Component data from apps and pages
- - - - - - -

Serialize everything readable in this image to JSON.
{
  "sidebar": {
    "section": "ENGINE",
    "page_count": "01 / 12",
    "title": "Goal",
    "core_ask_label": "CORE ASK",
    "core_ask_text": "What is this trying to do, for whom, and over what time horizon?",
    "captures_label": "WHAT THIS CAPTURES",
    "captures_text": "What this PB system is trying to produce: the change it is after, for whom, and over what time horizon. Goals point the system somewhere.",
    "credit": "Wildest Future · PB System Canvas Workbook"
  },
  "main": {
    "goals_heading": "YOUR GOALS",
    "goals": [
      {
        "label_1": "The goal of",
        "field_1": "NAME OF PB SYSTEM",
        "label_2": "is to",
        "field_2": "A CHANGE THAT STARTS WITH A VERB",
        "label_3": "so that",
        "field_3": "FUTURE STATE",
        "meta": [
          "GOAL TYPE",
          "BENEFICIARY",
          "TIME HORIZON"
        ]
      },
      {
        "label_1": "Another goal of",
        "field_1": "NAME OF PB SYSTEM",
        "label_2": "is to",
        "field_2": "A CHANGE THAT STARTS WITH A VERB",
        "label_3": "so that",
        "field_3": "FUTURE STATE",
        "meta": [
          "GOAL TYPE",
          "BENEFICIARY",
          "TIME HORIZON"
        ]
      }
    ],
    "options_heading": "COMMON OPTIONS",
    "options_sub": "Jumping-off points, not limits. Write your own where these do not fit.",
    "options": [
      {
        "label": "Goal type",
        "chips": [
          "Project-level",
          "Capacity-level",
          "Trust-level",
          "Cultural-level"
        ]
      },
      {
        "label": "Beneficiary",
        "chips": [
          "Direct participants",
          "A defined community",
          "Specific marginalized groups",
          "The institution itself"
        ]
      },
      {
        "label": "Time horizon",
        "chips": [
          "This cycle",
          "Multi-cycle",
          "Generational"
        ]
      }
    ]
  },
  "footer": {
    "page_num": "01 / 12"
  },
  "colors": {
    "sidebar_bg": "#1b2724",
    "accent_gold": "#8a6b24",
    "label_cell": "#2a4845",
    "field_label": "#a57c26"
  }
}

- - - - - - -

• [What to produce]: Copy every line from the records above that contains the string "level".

• [Task output]:
          "Project-level",
          "Capacity-level",
          "Trust-level",
          "Cultural-level"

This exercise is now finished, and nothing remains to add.